The Philadelphia Stars have been hit hard by injuries all season long and last week was no different. Channing Stribling pulled up and started limping on a play that saw him try to run a ball carrier down from behind. This was a non-contact injury, which has me even more concerned about his future this season. Clearly the Stars are also concerned having moved both him and Matt Colburn to the injury list.
These moves to the injury list for Channing Stribling, and Matt Colburn prompted corresponding moves to bring in depth at these positions. The Stars opted to sign players that were very similar to the men they lost. Let’s take a look at where these guys last played, what they bring to the table and how they fit into the team.
The Stars Have a Type
Bart Andrus and his staff seem to have a pretty clear cut basis for what they want in a cornerback. Focusing on players who are physically imposing standing 6’0 190 lbs or larger. This prevents mismatches due to larger receivers found across the league and it plays into the press coverage that the Stars like to use at times.
Carlins Platel is a 6’1 195 pound defensive back who can play inside, outside or even some free safety. He began his college career at Assumption University before attending University of South Carolina in 2021 as a graduate student. During his career, he showcased the ability to do a little bit of everything as a defense of back.
Production? Not a Problem
While playing at Assumption he racked up 96 tackles, 2 for a loss, 1 sack, 1 forced fumble, 2 recoveries, but more importantly 37 pass deflections and 7 interceptions. He moved on to South Carolina and added 21 tackles, 2 for a loss, 1 sack, 6 pass deflections and 1 more interception.
At his pro day Platel tested about how I would have expected to see. A 4.65 40-yard dash, and 7.39 3-cone drill tell the story of why Platel wasn’t drafted in 2022. His vertical of 37.5 inches, and 29.5 inch arms helped him attack the ball in the air with a lot of success, but it was his 16 reps in the bench press that made him a great fit for this defense. This showed his playing strength and displayed the traits necessary to play press coverage whether lined up inside or outside. Platel could be a player who long-term can develop his instincts, and press coverage abilities enough to hide his lack of top flight speed.

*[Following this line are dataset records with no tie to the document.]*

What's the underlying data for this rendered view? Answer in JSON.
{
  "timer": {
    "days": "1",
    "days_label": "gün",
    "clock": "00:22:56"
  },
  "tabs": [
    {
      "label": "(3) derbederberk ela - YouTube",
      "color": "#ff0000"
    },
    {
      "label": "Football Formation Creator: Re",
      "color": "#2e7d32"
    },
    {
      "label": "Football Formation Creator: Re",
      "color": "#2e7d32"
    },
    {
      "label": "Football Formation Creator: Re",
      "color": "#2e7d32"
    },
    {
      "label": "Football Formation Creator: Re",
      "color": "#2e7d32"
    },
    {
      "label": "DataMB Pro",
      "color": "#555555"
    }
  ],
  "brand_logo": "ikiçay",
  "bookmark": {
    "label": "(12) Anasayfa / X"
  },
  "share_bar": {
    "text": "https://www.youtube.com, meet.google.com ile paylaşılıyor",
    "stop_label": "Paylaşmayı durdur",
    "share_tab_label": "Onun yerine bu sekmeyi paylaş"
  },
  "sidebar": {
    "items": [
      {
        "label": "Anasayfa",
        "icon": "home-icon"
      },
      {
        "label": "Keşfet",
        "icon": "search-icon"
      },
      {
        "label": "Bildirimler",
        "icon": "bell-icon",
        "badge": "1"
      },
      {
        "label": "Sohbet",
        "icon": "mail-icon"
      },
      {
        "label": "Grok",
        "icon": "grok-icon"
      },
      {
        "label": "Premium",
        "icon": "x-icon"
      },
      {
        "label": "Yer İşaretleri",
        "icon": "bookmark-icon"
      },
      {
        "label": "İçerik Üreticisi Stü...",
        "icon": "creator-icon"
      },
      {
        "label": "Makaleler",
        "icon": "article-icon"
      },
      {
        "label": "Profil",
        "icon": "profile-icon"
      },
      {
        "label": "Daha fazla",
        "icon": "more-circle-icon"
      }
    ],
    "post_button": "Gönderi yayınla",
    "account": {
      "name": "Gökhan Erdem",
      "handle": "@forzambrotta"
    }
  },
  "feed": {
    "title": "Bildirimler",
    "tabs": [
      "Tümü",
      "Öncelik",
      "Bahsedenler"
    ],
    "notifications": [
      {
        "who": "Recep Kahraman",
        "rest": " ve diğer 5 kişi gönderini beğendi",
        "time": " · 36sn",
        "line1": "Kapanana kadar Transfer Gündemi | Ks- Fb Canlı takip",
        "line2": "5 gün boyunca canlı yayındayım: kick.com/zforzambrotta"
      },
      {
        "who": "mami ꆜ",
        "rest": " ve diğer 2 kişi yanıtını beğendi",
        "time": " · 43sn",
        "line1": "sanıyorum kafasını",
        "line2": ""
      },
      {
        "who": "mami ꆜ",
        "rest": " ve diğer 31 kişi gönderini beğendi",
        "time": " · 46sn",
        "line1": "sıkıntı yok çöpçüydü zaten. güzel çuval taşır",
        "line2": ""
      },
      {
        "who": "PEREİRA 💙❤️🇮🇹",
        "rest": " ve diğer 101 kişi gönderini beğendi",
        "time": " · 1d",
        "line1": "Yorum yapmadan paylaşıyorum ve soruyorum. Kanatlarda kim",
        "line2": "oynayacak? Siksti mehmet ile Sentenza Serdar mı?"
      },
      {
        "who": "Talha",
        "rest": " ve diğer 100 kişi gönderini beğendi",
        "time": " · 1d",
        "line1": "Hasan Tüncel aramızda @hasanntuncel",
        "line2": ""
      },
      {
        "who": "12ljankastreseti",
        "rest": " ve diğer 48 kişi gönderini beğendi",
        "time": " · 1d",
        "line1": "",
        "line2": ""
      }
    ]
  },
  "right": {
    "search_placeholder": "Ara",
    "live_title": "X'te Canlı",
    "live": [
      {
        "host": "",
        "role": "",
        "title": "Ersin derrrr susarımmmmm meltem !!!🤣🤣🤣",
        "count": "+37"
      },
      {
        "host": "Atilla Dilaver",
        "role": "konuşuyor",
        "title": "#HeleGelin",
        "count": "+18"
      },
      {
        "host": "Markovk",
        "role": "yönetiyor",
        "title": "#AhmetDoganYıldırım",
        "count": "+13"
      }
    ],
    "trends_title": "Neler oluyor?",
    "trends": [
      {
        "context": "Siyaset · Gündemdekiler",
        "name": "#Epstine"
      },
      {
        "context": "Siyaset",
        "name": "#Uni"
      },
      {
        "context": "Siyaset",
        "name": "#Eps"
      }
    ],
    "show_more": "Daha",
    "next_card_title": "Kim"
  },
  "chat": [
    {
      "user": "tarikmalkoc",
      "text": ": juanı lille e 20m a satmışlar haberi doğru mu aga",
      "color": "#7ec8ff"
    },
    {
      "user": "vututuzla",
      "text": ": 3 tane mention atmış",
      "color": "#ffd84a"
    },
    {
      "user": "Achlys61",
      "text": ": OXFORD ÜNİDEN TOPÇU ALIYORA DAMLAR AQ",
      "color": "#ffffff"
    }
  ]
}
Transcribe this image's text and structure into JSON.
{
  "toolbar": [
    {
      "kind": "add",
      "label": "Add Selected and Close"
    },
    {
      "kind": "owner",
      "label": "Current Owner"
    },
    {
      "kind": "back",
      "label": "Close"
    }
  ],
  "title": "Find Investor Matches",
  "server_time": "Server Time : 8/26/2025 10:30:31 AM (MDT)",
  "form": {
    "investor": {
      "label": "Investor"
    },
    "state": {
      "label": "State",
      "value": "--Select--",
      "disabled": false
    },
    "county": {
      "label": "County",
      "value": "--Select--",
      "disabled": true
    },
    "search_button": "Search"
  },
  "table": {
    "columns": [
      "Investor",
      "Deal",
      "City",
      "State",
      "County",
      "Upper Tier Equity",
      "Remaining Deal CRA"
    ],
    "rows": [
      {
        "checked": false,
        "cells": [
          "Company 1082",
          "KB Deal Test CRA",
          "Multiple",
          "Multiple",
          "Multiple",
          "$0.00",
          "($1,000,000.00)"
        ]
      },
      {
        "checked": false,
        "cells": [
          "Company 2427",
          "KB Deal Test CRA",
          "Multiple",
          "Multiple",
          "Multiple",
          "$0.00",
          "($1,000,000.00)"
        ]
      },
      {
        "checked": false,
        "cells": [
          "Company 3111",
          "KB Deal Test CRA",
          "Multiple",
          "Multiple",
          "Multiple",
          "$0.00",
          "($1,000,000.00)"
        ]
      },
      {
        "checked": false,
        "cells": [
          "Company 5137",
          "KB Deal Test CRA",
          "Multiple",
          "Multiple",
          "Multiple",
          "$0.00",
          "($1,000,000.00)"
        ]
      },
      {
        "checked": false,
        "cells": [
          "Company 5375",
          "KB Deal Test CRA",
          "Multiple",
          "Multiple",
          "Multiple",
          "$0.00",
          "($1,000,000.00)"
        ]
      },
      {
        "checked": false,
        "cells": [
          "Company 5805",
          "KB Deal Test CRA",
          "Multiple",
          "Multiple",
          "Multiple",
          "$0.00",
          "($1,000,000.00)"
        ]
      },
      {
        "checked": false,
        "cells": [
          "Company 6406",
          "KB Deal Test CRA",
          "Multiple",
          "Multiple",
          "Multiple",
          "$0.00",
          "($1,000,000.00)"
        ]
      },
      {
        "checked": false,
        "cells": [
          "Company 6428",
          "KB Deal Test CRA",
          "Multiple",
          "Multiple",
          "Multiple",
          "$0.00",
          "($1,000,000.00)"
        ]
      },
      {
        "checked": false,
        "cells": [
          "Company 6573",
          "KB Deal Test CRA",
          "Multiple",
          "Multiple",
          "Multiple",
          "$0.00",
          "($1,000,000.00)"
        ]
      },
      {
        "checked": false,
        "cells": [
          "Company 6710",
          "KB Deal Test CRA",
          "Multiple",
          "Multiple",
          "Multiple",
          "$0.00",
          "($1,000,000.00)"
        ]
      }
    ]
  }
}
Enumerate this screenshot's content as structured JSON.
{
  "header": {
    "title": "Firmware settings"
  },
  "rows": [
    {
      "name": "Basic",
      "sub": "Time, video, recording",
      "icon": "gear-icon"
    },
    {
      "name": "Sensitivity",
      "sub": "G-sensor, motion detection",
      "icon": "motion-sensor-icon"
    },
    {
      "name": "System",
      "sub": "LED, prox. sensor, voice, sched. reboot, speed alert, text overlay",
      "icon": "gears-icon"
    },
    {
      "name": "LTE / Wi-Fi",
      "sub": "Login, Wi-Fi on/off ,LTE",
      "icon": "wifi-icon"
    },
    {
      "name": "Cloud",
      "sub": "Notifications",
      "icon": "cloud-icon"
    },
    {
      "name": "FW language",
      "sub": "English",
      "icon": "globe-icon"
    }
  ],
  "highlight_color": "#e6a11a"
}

After college Platel went undrafted but was signed by the Pittsburgh Steelers after a try-out. Last preseason he managed 7 tackles and 1 pass deflection in 3 games and the Steelers liked what they saw. After a full season with Pittsburgh he was released in mid March. If the Stars wanted to pick the perfect replacement for Stribling, Platel might be that player.
Rushing Attack Gets a New Face
Jamyest Williams is an interesting player. Originally recruited to South Carolina after ranking as the third best cornerback in the country, he actually played three and a half seasons on defense.
With South Carolina he had 86 tackles, 3 pbu’s, 3 ints, but didn’t have a single offensive touch. After the 2019 season, Williams transferred to Georgia State, originally to play defense once again. It wasn’t until midway through 2020 that he was moved to running back. He IMMEDIATELY made an impact, averaging 5.4 yards per carry, on 47 carries, adding 8 receptions for 77 yards, 1 kick return for 17 yards, as well as 4 tackles and 1 forced fumble.
In 2021 he had a career season and showed what he could do with a lions share of the touches. He went on to have 129 offensive touches for 878 yards and 9 touchdowns. This amounted to an average of 6.8 yards per touch. In 2022 he had only 85 carries for 447 yards, and 2 touchdowns, and 4 receptions for 27 yards. While adding 4 punt returns and 2 kick returns for 49 yards.
Williams Packs a Punch, Albeit in a Smaller Package
While Williams will not be mistaken for Colburn anytime soon, he does run with similar power. Stars fans stop me if you’ve heard a scouting report like this before: “Patiently waits for blocks to develop, finds the running lanes, and has a burst through the hole.
Quick-footed, easily bounces around the corner and displays the ability to make defenders miss. Plays faster than his 40-time, consistently runs north-south and creates yardage. Multi-cut ball carrier who will pick and choose his spots on the inside.” –Profootballnetwork.com
His 40-yard dash and 3-cone drill weren’t what you would expect after watching his highlights, but then you see he has a 36 inch vertical and put up 17 reps in the bench and it starts to make more sense. Williams is a power runner in a smaller package, he isn’t the fastest back on the planet but he has great burst and the strength to fight through arm tackles or hold up in pass protection.
(Morry Gash, Associated Press)
Williams attended a rookie minicamp with the Packers but didn’t stick long, but now gets a short term audition in the USFL hoping to reignite his NFL interest. This seems to be a growing trend around the league as more and more rookies sign USFL contracts as the weeks go by. With only four weeks remaining it will be interesting to see if this trend continues.